| WHAT YOU WILL DO |
The entries are to be given again in full. Every word must match.

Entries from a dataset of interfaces
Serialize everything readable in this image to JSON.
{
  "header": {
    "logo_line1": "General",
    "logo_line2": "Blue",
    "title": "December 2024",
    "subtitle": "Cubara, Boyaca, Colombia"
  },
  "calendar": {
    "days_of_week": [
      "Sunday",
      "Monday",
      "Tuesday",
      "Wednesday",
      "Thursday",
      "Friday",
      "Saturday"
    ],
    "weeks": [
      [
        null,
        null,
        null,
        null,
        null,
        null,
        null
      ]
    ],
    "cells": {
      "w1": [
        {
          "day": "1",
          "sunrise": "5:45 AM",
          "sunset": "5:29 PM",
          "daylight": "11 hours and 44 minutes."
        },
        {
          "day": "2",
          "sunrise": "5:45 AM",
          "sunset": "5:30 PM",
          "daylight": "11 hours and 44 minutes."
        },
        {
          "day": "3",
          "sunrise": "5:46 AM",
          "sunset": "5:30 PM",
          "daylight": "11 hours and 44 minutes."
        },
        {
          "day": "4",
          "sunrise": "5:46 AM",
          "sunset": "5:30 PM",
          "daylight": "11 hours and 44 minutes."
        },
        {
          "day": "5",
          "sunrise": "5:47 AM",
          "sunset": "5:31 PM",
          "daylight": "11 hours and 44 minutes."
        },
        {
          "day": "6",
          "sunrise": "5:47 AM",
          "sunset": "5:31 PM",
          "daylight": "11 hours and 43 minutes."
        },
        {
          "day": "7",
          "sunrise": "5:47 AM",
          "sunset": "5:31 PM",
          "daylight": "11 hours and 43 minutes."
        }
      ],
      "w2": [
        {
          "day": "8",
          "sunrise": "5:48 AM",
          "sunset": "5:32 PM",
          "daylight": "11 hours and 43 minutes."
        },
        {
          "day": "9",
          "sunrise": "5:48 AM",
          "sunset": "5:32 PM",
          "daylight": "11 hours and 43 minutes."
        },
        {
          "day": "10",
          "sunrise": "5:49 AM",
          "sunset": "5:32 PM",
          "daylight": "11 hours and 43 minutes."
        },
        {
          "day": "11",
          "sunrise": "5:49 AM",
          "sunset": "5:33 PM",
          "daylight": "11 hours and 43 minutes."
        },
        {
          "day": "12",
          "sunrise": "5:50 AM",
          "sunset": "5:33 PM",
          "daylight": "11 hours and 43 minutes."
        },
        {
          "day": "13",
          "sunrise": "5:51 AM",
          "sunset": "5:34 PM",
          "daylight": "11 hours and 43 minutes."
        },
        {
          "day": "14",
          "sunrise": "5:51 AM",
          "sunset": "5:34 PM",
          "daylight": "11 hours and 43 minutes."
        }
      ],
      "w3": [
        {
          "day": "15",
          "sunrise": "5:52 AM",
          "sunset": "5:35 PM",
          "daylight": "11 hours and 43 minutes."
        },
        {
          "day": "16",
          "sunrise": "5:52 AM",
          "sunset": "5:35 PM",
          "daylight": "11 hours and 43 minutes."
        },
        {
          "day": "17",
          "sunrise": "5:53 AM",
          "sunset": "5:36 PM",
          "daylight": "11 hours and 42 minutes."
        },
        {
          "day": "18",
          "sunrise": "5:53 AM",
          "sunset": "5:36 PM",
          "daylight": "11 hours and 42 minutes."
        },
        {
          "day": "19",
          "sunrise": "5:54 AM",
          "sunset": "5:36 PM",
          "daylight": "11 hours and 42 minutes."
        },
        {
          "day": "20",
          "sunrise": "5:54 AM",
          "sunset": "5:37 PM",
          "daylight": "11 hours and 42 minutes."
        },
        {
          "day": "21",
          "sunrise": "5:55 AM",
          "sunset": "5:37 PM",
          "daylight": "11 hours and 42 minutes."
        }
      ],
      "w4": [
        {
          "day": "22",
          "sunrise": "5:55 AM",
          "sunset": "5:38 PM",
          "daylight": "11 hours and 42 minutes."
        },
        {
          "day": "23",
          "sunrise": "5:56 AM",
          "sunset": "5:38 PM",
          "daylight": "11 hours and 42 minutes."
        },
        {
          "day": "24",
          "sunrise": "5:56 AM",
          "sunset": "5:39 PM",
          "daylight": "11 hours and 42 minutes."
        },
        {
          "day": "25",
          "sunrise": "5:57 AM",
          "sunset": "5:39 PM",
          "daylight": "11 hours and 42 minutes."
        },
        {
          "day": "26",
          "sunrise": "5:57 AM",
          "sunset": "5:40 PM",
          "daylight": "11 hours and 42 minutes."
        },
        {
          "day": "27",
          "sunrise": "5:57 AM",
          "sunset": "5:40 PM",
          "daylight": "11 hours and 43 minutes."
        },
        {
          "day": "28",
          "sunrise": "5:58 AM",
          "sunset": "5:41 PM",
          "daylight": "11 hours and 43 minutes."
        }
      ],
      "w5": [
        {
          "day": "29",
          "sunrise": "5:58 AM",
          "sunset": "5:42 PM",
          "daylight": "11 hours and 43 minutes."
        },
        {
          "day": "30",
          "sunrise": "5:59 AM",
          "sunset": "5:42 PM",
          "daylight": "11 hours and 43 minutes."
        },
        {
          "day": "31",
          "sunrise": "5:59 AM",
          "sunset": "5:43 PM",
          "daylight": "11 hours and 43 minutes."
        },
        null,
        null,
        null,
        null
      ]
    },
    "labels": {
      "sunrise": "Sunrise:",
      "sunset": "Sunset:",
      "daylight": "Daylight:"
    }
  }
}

| RESULT OF THE EXERCISE |
Serialize everything readable in this image to JSON.
{
  "header": {
    "logo_line1": "General",
    "logo_line2": "Blue",
    "title": "December 2024",
    "subtitle": "Cubara, Boyaca, Colombia"
  },
  "calendar": {
    "days_of_week": [
      "Sunday",
      "Monday",
      "Tuesday",
      "Wednesday",
      "Thursday",
      "Friday",
      "Saturday"
    ],
    "weeks": [
      [
        null,
        null,
        null,
        null,
        null,
        null,
        null
      ]
    ],
    "cells": {
      "w1": [
        {
          "day": "1",
          "sunrise": "5:45 AM",
          "sunset": "5:29 PM",
          "daylight": "11 hours and 44 minutes."
        },
        {
          "day": "2",
          "sunrise": "5:45 AM",
          "sunset": "5:30 PM",
          "daylight": "11 hours and 44 minutes."
        },
        {
          "day": "3",
          "sunrise": "5:46 AM",
          "sunset": "5:30 PM",
          "daylight": "11 hours and 44 minutes."
        },
        {
          "day": "4",
          "sunrise": "5:46 AM",
          "sunset": "5:30 PM",
          "daylight": "11 hours and 44 minutes."
        },
        {
          "day": "5",
          "sunrise": "5:47 AM",
          "sunset": "5:31 PM",
          "daylight": "11 hours and 44 minutes."
        },
        {
          "day": "6",
          "sunrise": "5:47 AM",
          "sunset": "5:31 PM",
          "daylight": "11 hours and 43 minutes."
        },
        {
          "day": "7",
          "sunrise": "5:47 AM",
          "sunset": "5:31 PM",
          "daylight": "11 hours and 43 minutes."
        }
      ],
      "w2": [
        {
          "day": "8",
          "sunrise": "5:48 AM",
          "sunset": "5:32 PM",
          "daylight": "11 hours and 43 minutes."
        },
        {
          "day": "9",
          "sunrise": "5:48 AM",
          "sunset": "5:32 PM",
          "daylight": "11 hours and 43 minutes."
        },
        {
          "day": "10",
          "sunrise": "5:49 AM",
          "sunset": "5:32 PM",
          "daylight": "11 hours and 43 minutes."
        },
        {
          "day": "11",
          "sunrise": "5:49 AM",
          "sunset": "5:33 PM",
          "daylight": "11 hours and 43 minutes."
        },
        {
          "day": "12",
          "sunrise": "5:50 AM",
          "sunset": "5:33 PM",
          "daylight": "11 hours and 43 minutes."
        },
        {
          "day": "13",
          "sunrise": "5:51 AM",
          "sunset": "5:34 PM",
          "daylight": "11 hours and 43 minutes."
        },
        {
          "day": "14",
          "sunrise": "5:51 AM",
          "sunset": "5:34 PM",
          "daylight": "11 hours and 43 minutes."
        }
      ],
      "w3": [
        {
          "day": "15",
          "sunrise": "5:52 AM",
          "sunset": "5:35 PM",
          "daylight": "11 hours and 43 minutes."
        },
        {
          "day": "16",
          "sunrise": "5:52 AM",
          "sunset": "5:35 PM",
          "daylight": "11 hours and 43 minutes."
        },
        {
          "day": "17",
          "sunrise": "5:53 AM",
          "sunset": "5:36 PM",
          "daylight": "11 hours and 42 minutes."
        },
        {
          "day": "18",
          "sunrise": "5:53 AM",
          "sunset": "5:36 PM",
          "daylight": "11 hours and 42 minutes."
        },
        {
          "day": "19",
          "sunrise": "5:54 AM",
          "sunset": "5:36 PM",
          "daylight": "11 hours and 42 minutes."
        },
        {
          "day": "20",
          "sunrise": "5:54 AM",
          "sunset": "5:37 PM",
          "daylight": "11 hours and 42 minutes."
        },
        {
          "day": "21",
          "sunrise": "5:55 AM",
          "sunset": "5:37 PM",
          "daylight": "11 hours and 42 minutes."
        }
      ],
      "w4": [
        {
          "day": "22",
          "sunrise": "5:55 AM",
          "sunset": "5:38 PM",
          "daylight": "11 hours and 42 minutes."
        },
        {
          "day": "23",
          "sunrise": "5:56 AM",
          "sunset": "5:38 PM",
          "daylight": "11 hours and 42 minutes."
        },
        {
          "day": "24",
          "sunrise": "5:56 AM",
          "sunset": "5:39 PM",
          "daylight": "11 hours and 42 minutes."
        },
        {
          "day": "25",
          "sunrise": "5:57 AM",
          "sunset": "5:39 PM",
          "daylight": "11 hours and 42 minutes."
        },
        {
          "day": "26",
          "sunrise": "5:57 AM",
          "sunset": "5:40 PM",
          "daylight": "11 hours and 42 minutes."
        },
        {
          "day": "27",
          "sunrise": "5:57 AM",
          "sunset": "5:40 PM",
          "daylight": "11 hours and 43 minutes."
        },
        {
          "day": "28",
          "sunrise": "5:58 AM",
          "sunset": "5:41 PM",
          "daylight": "11 hours and 43 minutes."
        }
      ],
      "w5": [
        {
          "day": "29",
          "sunrise": "5:58 AM",
          "sunset": "5:42 PM",
          "daylight": "11 hours and 43 minutes."
        },
        {
          "day": "30",
          "sunrise": "5:59 AM",
          "sunset": "5:42 PM",
          "daylight": "11 hours and 43 minutes."
        },
        {
          "day": "31",
          "sunrise": "5:59 AM",
          "sunset": "5:43 PM",
          "daylight": "11 hours and 43 minutes."
        },
        null,
        null,
        null,
        null
      ]
    },
    "labels": {
      "sunrise": "Sunrise:",
      "sunset": "Sunset:",
      "daylight": "Daylight:"
    }
  }
}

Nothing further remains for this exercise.